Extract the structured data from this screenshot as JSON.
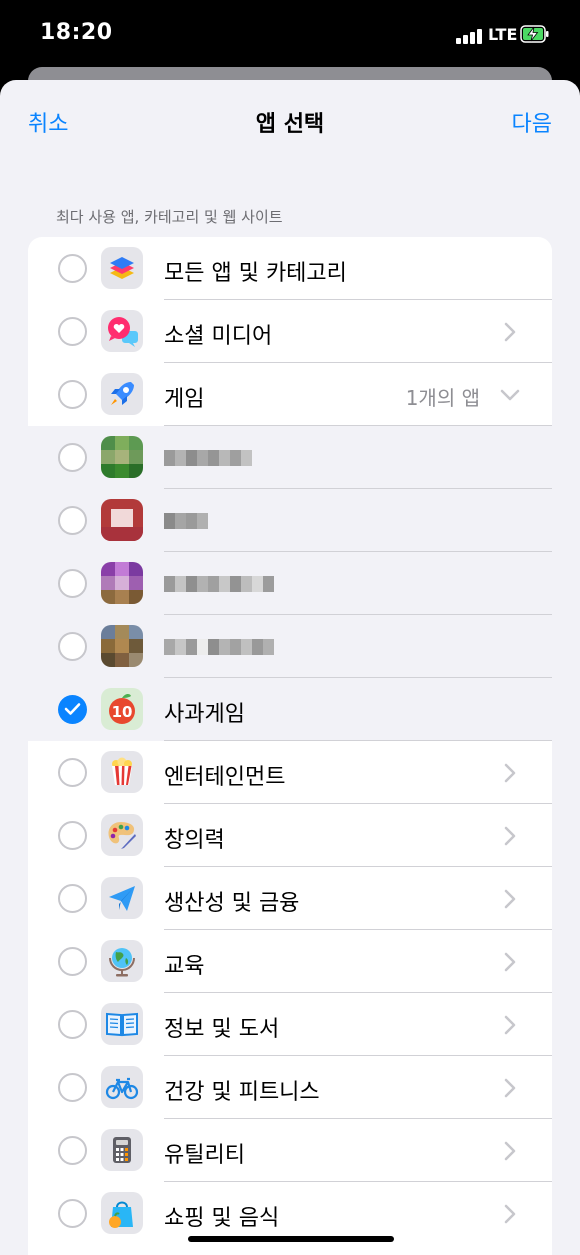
{
  "status": {
    "time": "18:20",
    "network": "LTE"
  },
  "nav": {
    "cancel": "취소",
    "title": "앱 선택",
    "next": "다음"
  },
  "section_header": "최다 사용 앱, 카테고리 및 웹 사이트",
  "rows": [
    {
      "label": "모든 앱 및 카테고리",
      "checked": false,
      "icon": "stack-icon"
    },
    {
      "label": "소셜 미디어",
      "checked": false,
      "icon": "chat-bubbles-icon"
    },
    {
      "label": "게임",
      "detail": "1개의 앱",
      "checked": false,
      "icon": "rocket-icon"
    },
    {
      "label": "",
      "checked": false,
      "icon": "blurred-app-icon"
    },
    {
      "label": "",
      "checked": false,
      "icon": "blurred-app-icon"
    },
    {
      "label": "",
      "checked": false,
      "icon": "blurred-app-icon"
    },
    {
      "label": "",
      "checked": false,
      "icon": "blurred-app-icon"
    },
    {
      "label": "사과게임",
      "checked": true,
      "icon": "apple-game-icon"
    },
    {
      "label": "엔터테인먼트",
      "checked": false,
      "icon": "popcorn-icon"
    },
    {
      "label": "창의력",
      "checked": false,
      "icon": "palette-icon"
    },
    {
      "label": "생산성 및 금융",
      "checked": false,
      "icon": "paper-plane-icon"
    },
    {
      "label": "교육",
      "checked": false,
      "icon": "globe-icon"
    },
    {
      "label": "정보 및 도서",
      "checked": false,
      "icon": "book-icon"
    },
    {
      "label": "건강 및 피트니스",
      "checked": false,
      "icon": "bicycle-icon"
    },
    {
      "label": "유틸리티",
      "checked": false,
      "icon": "calculator-icon"
    },
    {
      "label": "쇼핑 및 음식",
      "checked": false,
      "icon": "shopping-bag-icon"
    }
  ],
  "apple_game_badge": "10",
  "colors": {
    "accent": "#0a84ff",
    "background": "#f2f2f7"
  }
}
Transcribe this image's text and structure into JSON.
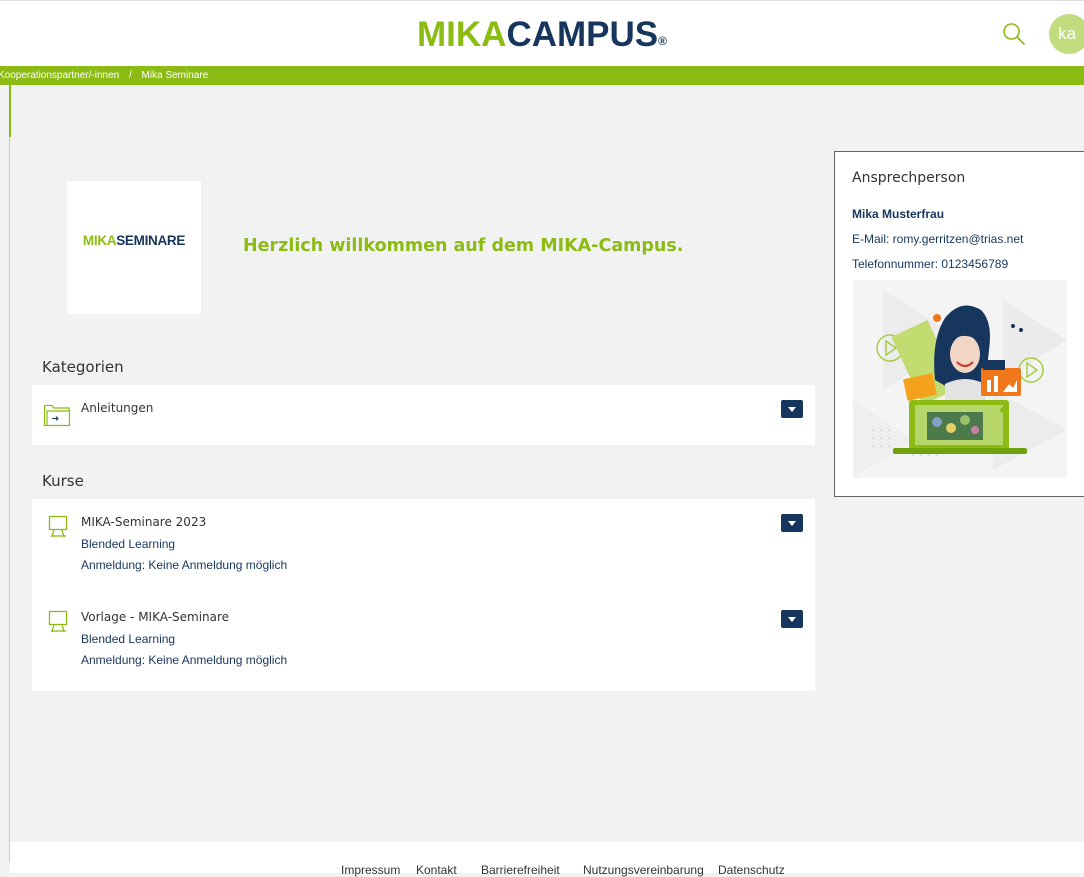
{
  "header": {
    "logo_part1": "MIKA",
    "logo_part2": "CAMPUS",
    "logo_reg": "®",
    "avatar_initials": "ka"
  },
  "breadcrumb": {
    "item1": "Kooperationspartner/-innen",
    "separator": "/",
    "item2": "Mika Seminare"
  },
  "logo_tile": {
    "part1": "MIKA",
    "part2": "SEMINARE"
  },
  "welcome": "Herzlich willkommen auf dem MIKA-Campus.",
  "categories": {
    "title": "Kategorien",
    "items": [
      {
        "label": "Anleitungen",
        "icon": "folder-icon"
      }
    ]
  },
  "courses": {
    "title": "Kurse",
    "items": [
      {
        "title": "MIKA-Seminare 2023",
        "type": "Blended Learning",
        "registration": "Anmeldung: Keine Anmeldung möglich",
        "icon": "presentation-icon"
      },
      {
        "title": "Vorlage - MIKA-Seminare",
        "type": "Blended Learning",
        "registration": "Anmeldung: Keine Anmeldung möglich",
        "icon": "presentation-icon"
      }
    ]
  },
  "contact": {
    "title": "Ansprechperson",
    "name": "Mika Musterfrau",
    "email": "E-Mail: romy.gerritzen@trias.net",
    "phone": "Telefonnummer: 0123456789"
  },
  "footer": {
    "links": [
      "Impressum",
      "Kontakt",
      "Barrierefreiheit",
      "Nutzungsvereinbarung",
      "Datenschutz"
    ]
  },
  "colors": {
    "brand_green": "#8cbb13",
    "brand_navy": "#17365d",
    "avatar_bg": "#c1dc7e"
  }
}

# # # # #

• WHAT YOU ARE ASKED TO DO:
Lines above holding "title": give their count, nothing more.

• YOUR RESPONSE:
6